Task requirements: Report how many lines in the records below hold "collar", with no other output.

= = = = =

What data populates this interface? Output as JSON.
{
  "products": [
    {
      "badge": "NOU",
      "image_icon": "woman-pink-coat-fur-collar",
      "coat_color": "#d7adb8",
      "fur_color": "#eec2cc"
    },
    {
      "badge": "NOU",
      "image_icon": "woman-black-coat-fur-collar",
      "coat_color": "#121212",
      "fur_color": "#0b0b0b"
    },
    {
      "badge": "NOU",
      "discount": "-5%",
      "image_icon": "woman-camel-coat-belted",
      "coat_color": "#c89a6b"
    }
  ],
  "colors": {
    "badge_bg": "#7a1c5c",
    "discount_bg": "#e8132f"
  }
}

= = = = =

Task response: 2